The crowdfunding site Kickstarter has hired a journalist to investigate the demise of a mini-drone project that failed, despite record funding.
More than £2.3m was pledged to the Zano project by more than 12,000 people, but it never got off the ground.
The freelance journalist Mark Harris will try to enlighten investors and the public about the company's failure.
Torquing, the firm behind the project, shut it down in November without fulfilling its promises.
Mr Harris said he had been commissioned by Kickstarter to investigate the project "from its inception to the present" in order to "help the backers... get the information they are entitled to under their agreement with the project creator".
Zano was Europe's largest project to be funded on Kickstarter - a site on which prospective investors can find companies that require funding.

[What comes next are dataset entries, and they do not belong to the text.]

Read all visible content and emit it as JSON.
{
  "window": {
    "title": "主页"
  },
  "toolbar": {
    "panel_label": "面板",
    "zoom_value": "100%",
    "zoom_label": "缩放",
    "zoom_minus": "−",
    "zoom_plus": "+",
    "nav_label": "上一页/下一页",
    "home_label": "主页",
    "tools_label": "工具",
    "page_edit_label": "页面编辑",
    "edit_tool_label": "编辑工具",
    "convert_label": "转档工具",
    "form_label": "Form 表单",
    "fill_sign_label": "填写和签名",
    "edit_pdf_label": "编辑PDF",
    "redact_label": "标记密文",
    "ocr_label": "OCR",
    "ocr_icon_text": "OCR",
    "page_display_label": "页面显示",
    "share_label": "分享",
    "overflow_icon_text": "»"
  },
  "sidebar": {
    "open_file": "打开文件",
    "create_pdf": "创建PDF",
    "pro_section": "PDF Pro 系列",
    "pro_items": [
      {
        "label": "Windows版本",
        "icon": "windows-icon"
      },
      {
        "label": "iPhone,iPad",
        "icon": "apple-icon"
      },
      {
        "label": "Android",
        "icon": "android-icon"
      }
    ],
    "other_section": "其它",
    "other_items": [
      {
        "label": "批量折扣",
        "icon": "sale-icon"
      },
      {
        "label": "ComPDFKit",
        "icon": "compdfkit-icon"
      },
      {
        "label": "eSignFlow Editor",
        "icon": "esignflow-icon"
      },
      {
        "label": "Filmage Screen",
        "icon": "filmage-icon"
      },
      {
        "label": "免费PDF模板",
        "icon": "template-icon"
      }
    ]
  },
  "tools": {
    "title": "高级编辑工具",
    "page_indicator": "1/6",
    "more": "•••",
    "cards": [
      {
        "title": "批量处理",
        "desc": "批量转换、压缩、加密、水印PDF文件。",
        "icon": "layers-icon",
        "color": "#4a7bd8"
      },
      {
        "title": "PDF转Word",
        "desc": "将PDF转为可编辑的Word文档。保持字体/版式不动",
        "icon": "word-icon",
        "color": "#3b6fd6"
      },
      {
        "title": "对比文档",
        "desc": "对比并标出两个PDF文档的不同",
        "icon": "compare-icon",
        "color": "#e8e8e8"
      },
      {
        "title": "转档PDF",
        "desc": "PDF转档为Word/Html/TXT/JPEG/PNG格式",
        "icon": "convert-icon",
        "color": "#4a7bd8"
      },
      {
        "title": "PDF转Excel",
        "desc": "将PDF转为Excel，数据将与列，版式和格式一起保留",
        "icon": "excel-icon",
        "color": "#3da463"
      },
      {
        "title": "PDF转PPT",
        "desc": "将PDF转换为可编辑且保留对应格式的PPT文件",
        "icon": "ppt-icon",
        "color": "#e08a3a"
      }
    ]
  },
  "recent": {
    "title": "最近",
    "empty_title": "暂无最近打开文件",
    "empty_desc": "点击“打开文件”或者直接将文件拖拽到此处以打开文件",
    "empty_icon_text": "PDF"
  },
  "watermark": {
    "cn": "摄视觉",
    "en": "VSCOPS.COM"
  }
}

"The primary audience for the story is the 12,000+ backers of the project, although I will also make the story publicly available once I've completed it, most likely in the middle of January," Mr Harris wrote on his page on blog-publishing platform Medium.
He said that Kickstarter had asked him to look into what happened to the money and investigate the project's progress, as well as looking into any mistakes made by Torquing, which is based in Pembroke Dock in Pembrokeshire, so that future projects could learn from them.
He said he would also be "looking into Kickstarter's role in the project and whether it could have served Zano's creators or backers better throughout".
Mr Harris wrote that he was being paid up front by Kickstarter to write the report. And, while the firm would get sight of it before publication, it would have "no right to make any suggestions or changes to my copy", he said.
He added: "I have no other connection to the company, nor to anyone on the Zano team and have no particular axe to grind."
Kickstarter confirmed that it had commissioned Mr Harris and that the details on his Medium page were accurate.
A spokesman told the BBC: "It's OK for Kickstarter creators to take on big ideas and fail, but we expect transparency and honesty along the way.
"The backers of the Zano project deserve a full account of what happened, so we've hired Mark to produce an independent report.
"His work should also be helpful to our wider community, especially hardware creators tackling ambitious projects. Transparency around the ups and downs of the creative process helps us all build a more creative world."
The project was known to have been in trouble before Torquing closed it down last month and sought a "creditors' voluntary liquidation" almost exactly one year after launch.
"We are greatly disappointed with the outcome of the Zano project and we would like to take this opportunity to thank everyone who has supported us during this difficult period, especially our loyal employees, whose commitment has exceeded all expectations," it told investors.
A petition set up on Change.org calling for a "full refund to all investors" was set up shortly before Zano's closure. It has been signed by more than 2,000 people.